Neither would speak specifically about Magee’s situation for privacy reasons.
But, in an emailed statement, they said the provincial government has a “home first” philosophy and that it seeks to find ways to allow people to stay independent for as long as possible.
The funding agencies from which Magee has applied for help — including NLHC and the Department of Immigration, Skills and Labour, which has responsibility for income support — also won’t comment on her case.
NLHC provided CBC with information about three different possible funding programs for which Magee may be able to qualify, subject to a home inspection and/or assessment by an occupational therapist: the provincial home repair program (repayable loans of up to $12,500), the home energy savings program (forgivable loan of up to $5,000), and the home modification program (repayable loan of up to $10,000).
Let’s do the renovations and give supports.– Craig Reid, disability advocate
In an emailed statement to CBC, the Department of Immigration, Skills and Labour said that it “can make loan payments, within maximum shelter benefit amounts, to Newfoundland and Labrador Housing Corporation (NLHC) on behalf of a person receiving income support if that client is eligible to receive a loan for home repairs through the NLHC provincial home repair program.”
Magee said she’d like to see a commitment to lend her money to do the necessary work along with a plan for the Department of Immigration, Skills and Labour to repay the loan over time, in keeping with shelter benefits available to income support recipients.
Craig Reid, a prominent advocate for people with disabilities in N.L., said Magee’s story of disability, poverty and housing challenges is all too familiar, although he has no first-hand knowledge of her circumstances.
He said it’s the kind of situation about which he hears quite frequently, and Reid believes it’s only going to get worse in Newfoundland and Labrador as the province’s population continues to increase in age.
“It’s going to be happening more and more as people get older and are going to find out their environments are not going to work for them,” said Reid.
“There’s only so many long-term care homes we could build.
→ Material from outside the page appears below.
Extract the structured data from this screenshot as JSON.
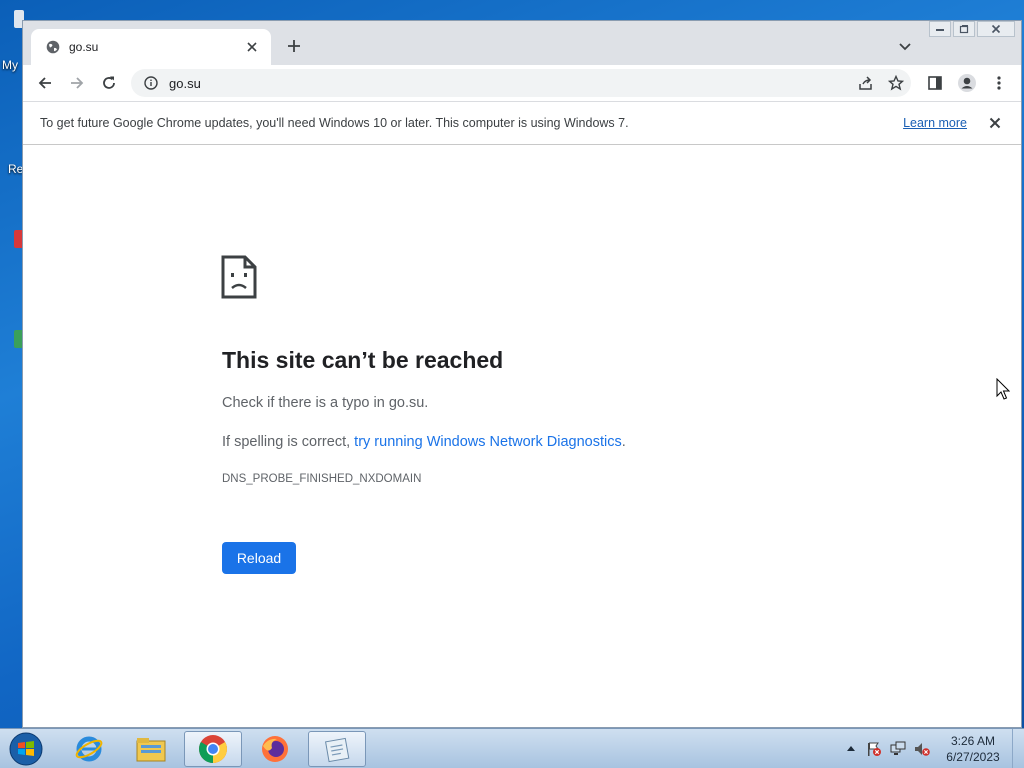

There’s only so many personal-care homes we can build.”
Reid said what’s needed is a government strategy that prioritizes new housing construction that’s in keeping with universal design principles, so that people can live safely in their homes throughout their lives.
Reid said government financial assistance is needed to help homeowners modify housing that becomes unsuitable as they acquire disabilities of one form or another, whether the impairments are cognitive, sensory or physical.
For people who, like Magee, don’t want to enter a personal-care home, Reid said making such a move should be considered a last resort, especially at her age and given the relatively higher expense of maintaining a person in such a facility for the rest of their lives, compared with the one-time cost of repairs or modifications to a person’s place of residence.
The rate for a room in a personal-care home in Newfoundland and Labrador is about $2,400 per month.
“I think when you weigh what it costs to have someone every year for 20 years in a personal-care home, and you weigh that against what it’s going to cost to do the renovations, that they can live gracefully at home, I think the balance of the scale tips grossly toward, ‘Let’s do the renovations and give supports,'” said Reid.
Magee said she’ll keep lobbying for the funding she believes ought to be available to her through existing, established government programs.
Just last week, Labrador-Grenfell Health approved an extra $150 per month for her from funding that’s sometimes available for people with disabilities who get home support. Magee said she’s grateful for that assistance and will use it to buy groceries and to pay for someone to clear snow to her door.
But the larger question that looms for her, in these colder winter months, is how long she will be able to stay in the home she owns if vital repairs and modifications aren’t completed.
Read more from CBC Newfoundland and Labrador
Published at Fri, 22 Jan 2021 10:30:00 +0000